Required action - Repeat the data that follows exactly, starting at the line with "Give me the" and ending at the line with "Output a JSON", and leave out every picture.

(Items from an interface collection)
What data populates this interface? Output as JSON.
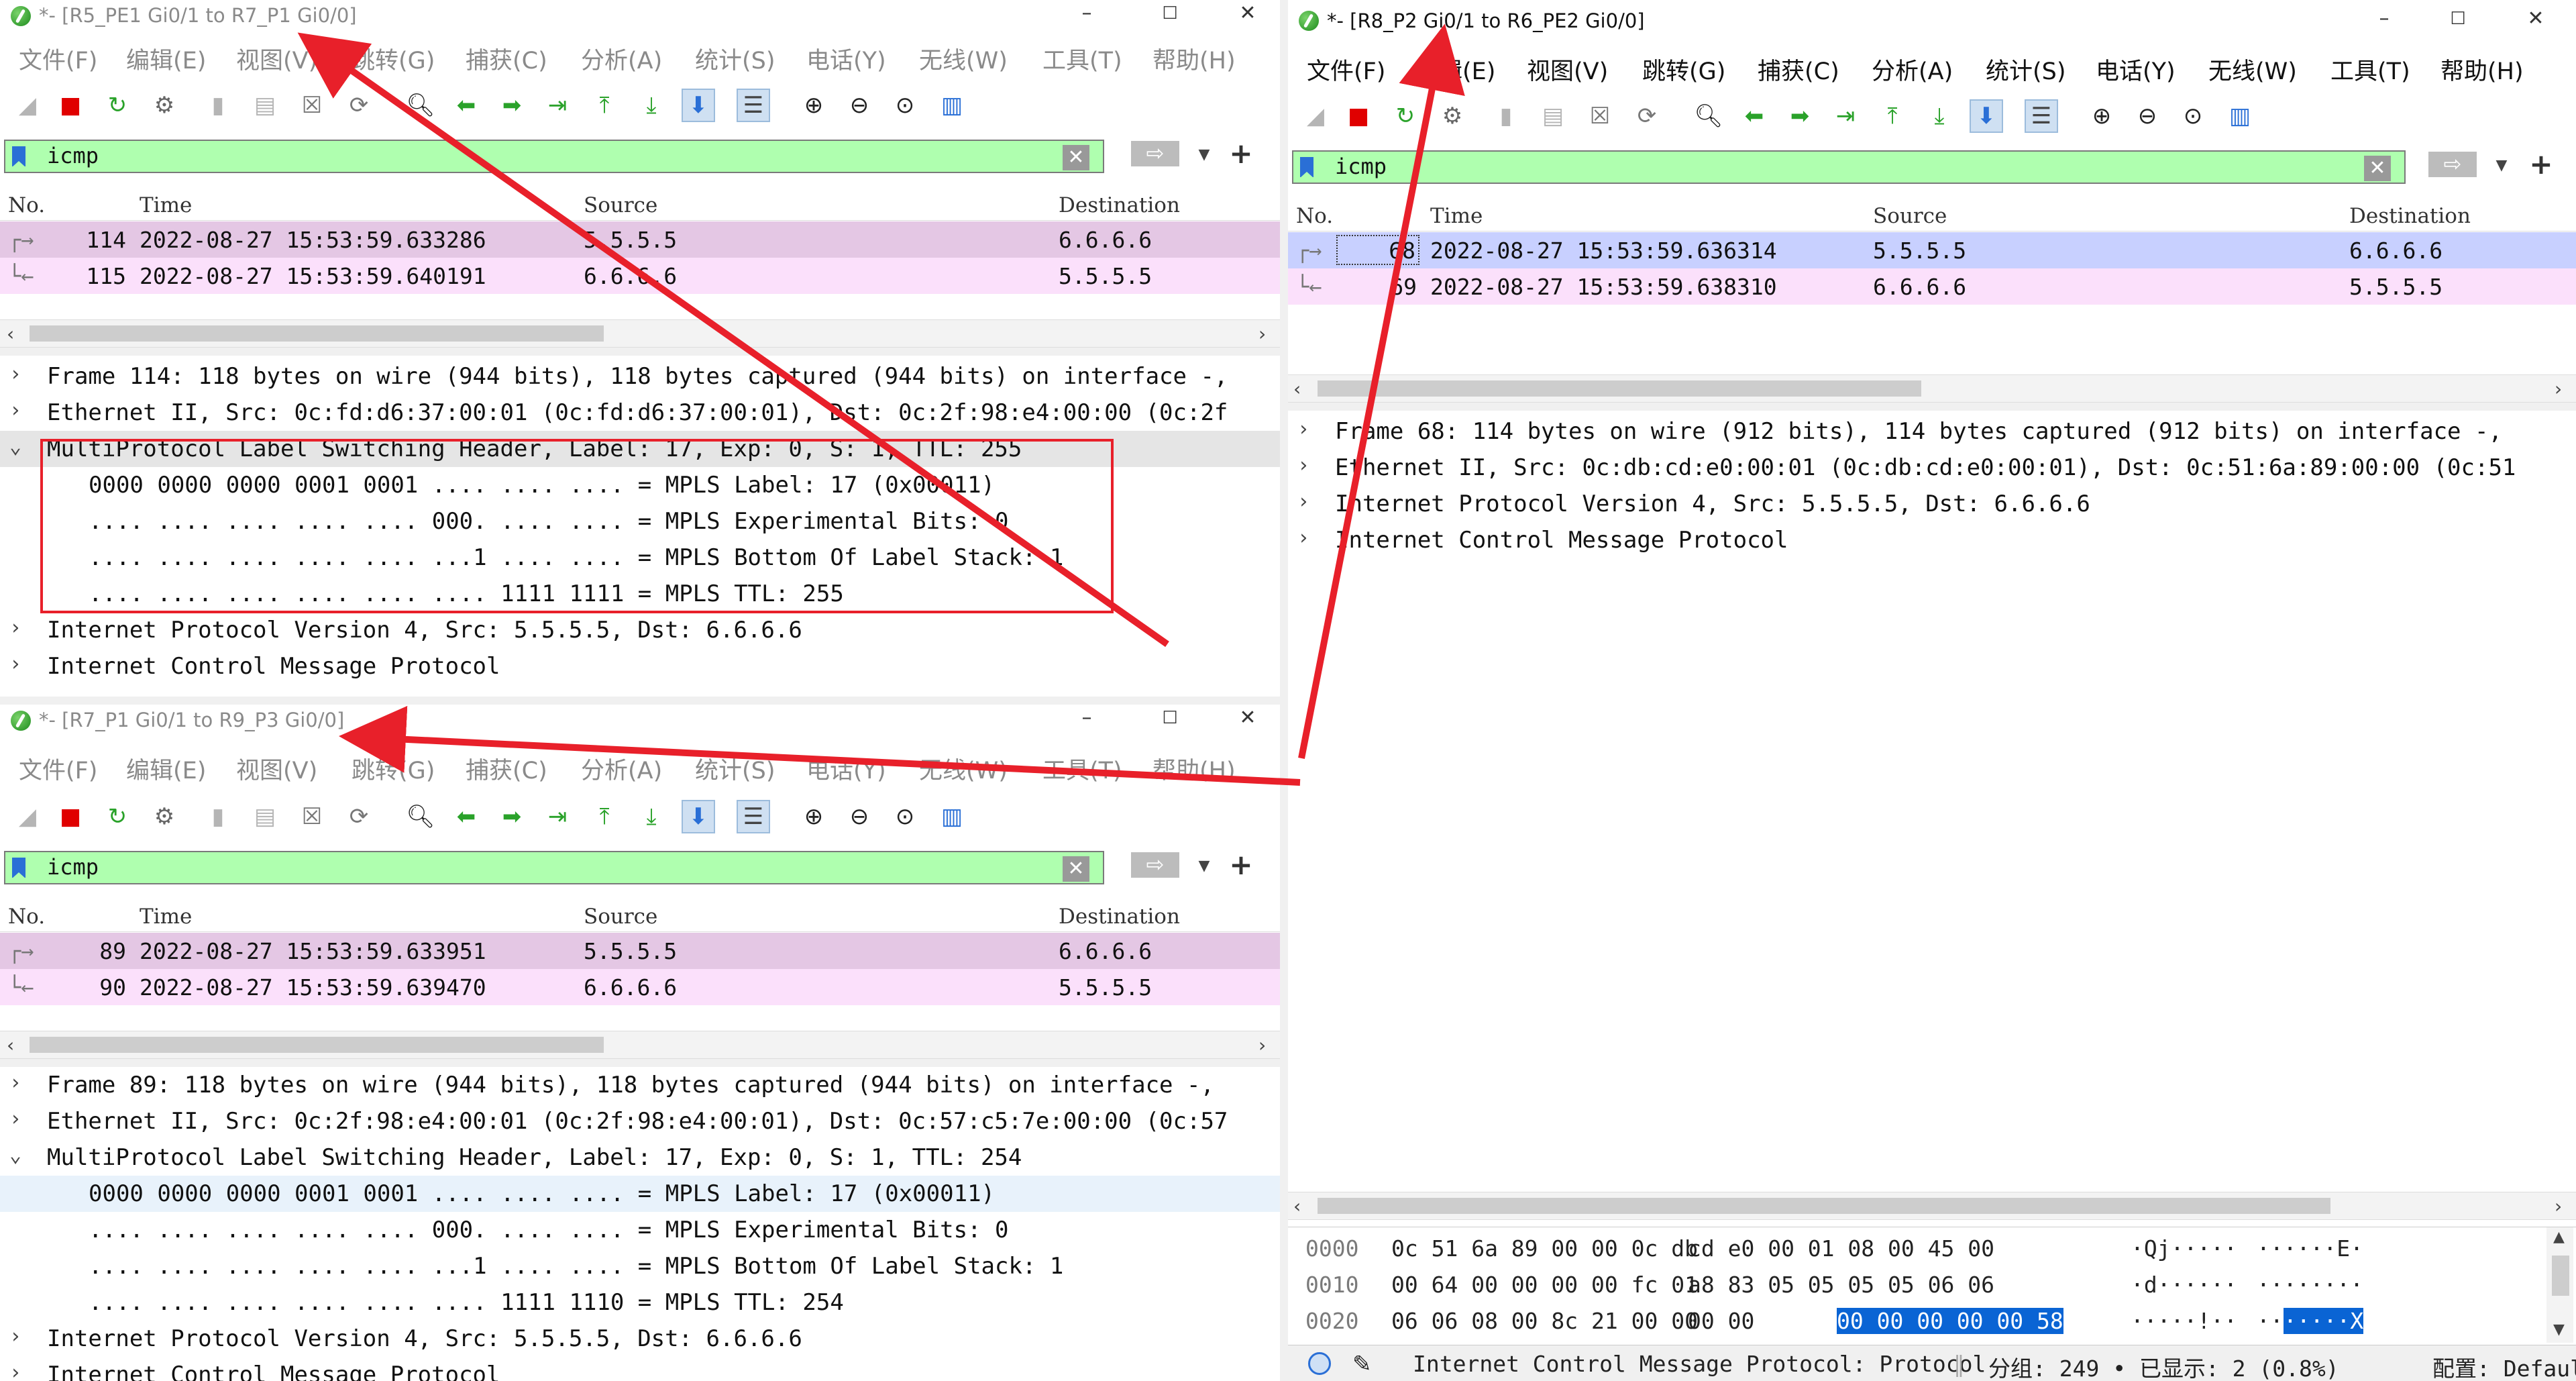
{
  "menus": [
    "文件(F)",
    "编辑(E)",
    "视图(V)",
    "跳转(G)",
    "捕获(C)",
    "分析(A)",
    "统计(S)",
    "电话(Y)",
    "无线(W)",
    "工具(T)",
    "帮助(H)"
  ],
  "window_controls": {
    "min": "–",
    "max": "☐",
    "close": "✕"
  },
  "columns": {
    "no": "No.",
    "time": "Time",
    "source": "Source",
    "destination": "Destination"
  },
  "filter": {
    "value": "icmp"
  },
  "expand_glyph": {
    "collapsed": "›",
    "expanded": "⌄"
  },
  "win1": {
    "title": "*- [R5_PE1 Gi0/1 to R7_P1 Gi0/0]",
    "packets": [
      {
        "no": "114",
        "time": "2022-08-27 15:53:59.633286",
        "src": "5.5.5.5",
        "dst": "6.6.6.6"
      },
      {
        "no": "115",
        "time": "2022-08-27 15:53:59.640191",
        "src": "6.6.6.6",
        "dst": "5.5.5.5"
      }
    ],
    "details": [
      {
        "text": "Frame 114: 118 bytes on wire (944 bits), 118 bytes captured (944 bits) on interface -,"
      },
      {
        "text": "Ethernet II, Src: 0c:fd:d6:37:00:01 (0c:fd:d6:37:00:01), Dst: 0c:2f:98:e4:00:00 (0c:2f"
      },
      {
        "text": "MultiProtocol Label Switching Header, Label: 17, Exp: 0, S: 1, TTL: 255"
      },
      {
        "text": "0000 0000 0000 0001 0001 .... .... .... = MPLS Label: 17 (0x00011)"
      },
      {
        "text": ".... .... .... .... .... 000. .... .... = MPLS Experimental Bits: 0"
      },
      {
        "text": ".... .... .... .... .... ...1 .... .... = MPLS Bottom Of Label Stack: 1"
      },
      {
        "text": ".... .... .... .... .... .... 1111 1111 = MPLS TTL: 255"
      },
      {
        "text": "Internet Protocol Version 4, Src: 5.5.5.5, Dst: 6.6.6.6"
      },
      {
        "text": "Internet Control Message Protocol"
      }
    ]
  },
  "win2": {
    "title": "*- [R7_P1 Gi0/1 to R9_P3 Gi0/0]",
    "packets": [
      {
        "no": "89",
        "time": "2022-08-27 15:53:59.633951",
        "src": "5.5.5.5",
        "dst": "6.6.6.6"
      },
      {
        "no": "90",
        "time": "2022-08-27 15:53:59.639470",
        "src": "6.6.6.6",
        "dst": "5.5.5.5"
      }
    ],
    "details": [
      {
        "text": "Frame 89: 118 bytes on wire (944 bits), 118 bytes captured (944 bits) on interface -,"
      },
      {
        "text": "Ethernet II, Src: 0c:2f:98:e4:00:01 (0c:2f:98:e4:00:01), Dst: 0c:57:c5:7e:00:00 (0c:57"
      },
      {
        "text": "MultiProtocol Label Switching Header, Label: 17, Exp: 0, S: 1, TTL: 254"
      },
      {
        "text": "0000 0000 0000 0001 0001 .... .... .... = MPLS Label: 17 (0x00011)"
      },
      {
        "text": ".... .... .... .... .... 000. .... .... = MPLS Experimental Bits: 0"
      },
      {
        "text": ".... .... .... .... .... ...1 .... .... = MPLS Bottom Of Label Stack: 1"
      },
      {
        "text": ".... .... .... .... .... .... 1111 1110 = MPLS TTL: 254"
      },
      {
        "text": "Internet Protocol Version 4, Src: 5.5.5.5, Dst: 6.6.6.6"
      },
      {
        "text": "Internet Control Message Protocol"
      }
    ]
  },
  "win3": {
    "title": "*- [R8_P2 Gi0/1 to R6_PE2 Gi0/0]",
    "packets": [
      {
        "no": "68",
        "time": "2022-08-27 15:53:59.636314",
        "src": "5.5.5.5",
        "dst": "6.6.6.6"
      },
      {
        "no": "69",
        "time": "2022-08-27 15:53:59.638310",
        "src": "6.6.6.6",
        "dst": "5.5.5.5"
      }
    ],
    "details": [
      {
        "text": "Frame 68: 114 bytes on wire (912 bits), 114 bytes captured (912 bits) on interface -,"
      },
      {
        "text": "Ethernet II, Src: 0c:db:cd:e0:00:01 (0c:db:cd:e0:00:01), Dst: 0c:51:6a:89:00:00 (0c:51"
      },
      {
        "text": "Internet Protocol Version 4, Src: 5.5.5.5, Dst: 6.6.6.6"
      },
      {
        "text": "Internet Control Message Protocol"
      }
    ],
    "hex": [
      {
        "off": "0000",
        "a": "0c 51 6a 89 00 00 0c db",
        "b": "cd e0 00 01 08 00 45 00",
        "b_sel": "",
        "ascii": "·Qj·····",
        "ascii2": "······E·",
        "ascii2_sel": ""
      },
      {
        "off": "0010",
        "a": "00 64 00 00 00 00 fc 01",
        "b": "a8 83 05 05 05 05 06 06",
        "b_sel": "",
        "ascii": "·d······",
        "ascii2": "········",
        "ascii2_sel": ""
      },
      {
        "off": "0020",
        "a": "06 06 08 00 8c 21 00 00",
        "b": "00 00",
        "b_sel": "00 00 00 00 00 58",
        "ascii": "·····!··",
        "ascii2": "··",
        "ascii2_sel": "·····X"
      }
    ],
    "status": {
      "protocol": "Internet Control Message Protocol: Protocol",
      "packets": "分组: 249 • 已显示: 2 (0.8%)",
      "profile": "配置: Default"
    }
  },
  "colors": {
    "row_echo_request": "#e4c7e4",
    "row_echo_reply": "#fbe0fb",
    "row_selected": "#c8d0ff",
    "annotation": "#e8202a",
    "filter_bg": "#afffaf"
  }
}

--

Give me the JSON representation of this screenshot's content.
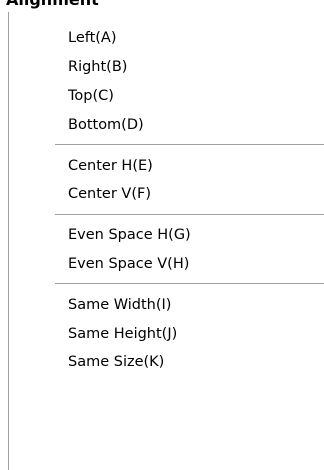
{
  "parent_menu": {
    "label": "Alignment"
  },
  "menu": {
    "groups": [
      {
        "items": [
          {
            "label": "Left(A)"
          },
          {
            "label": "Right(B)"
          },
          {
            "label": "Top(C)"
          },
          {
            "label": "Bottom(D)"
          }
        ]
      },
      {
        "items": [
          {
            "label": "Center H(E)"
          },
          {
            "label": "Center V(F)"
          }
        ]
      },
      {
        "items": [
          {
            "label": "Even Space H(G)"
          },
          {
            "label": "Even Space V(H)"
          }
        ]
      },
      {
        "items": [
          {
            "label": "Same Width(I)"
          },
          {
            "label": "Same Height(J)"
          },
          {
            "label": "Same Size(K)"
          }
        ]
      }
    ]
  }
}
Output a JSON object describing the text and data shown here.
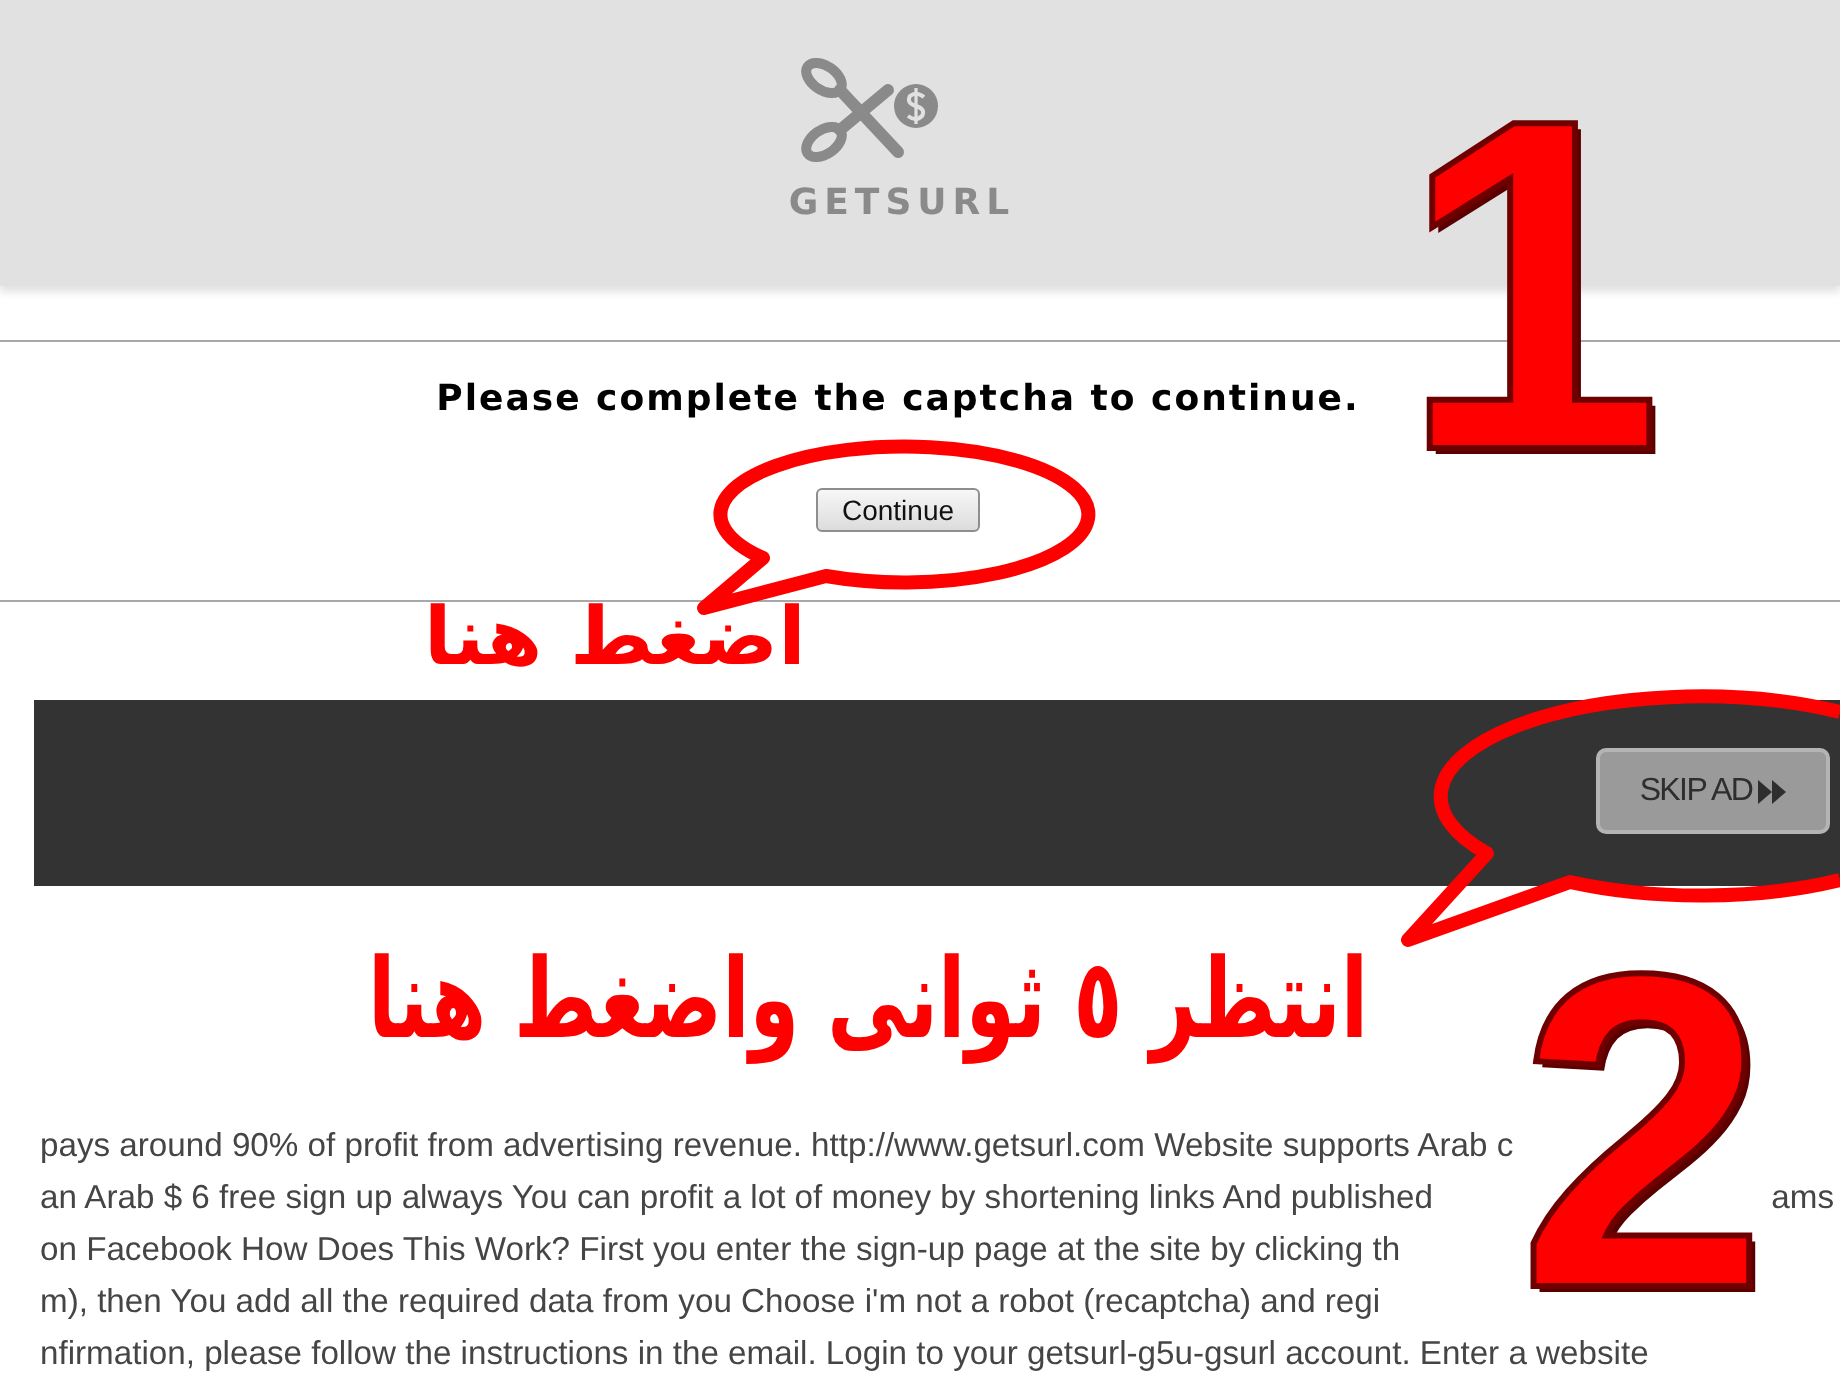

Written answer -
Give me the JSON representation of this screenshot's content.
{
  "parent_menu": {
    "label": "Alignment"
  },
  "menu": {
    "groups": [
      {
        "items": [
          {
            "label": "Left(A)"
          },
          {
            "label": "Right(B)"
          },
          {
            "label": "Top(C)"
          },
          {
            "label": "Bottom(D)"
          }
        ]
      },
      {
        "items": [
          {
            "label": "Center H(E)"
          },
          {
            "label": "Center V(F)"
          }
        ]
      },
      {
        "items": [
          {
            "label": "Even Space H(G)"
          },
          {
            "label": "Even Space V(H)"
          }
        ]
      },
      {
        "items": [
          {
            "label": "Same Width(I)"
          },
          {
            "label": "Same Height(J)"
          },
          {
            "label": "Same Size(K)"
          }
        ]
      }
    ]
  }
}
Output a JSON object describing the text and data shown here.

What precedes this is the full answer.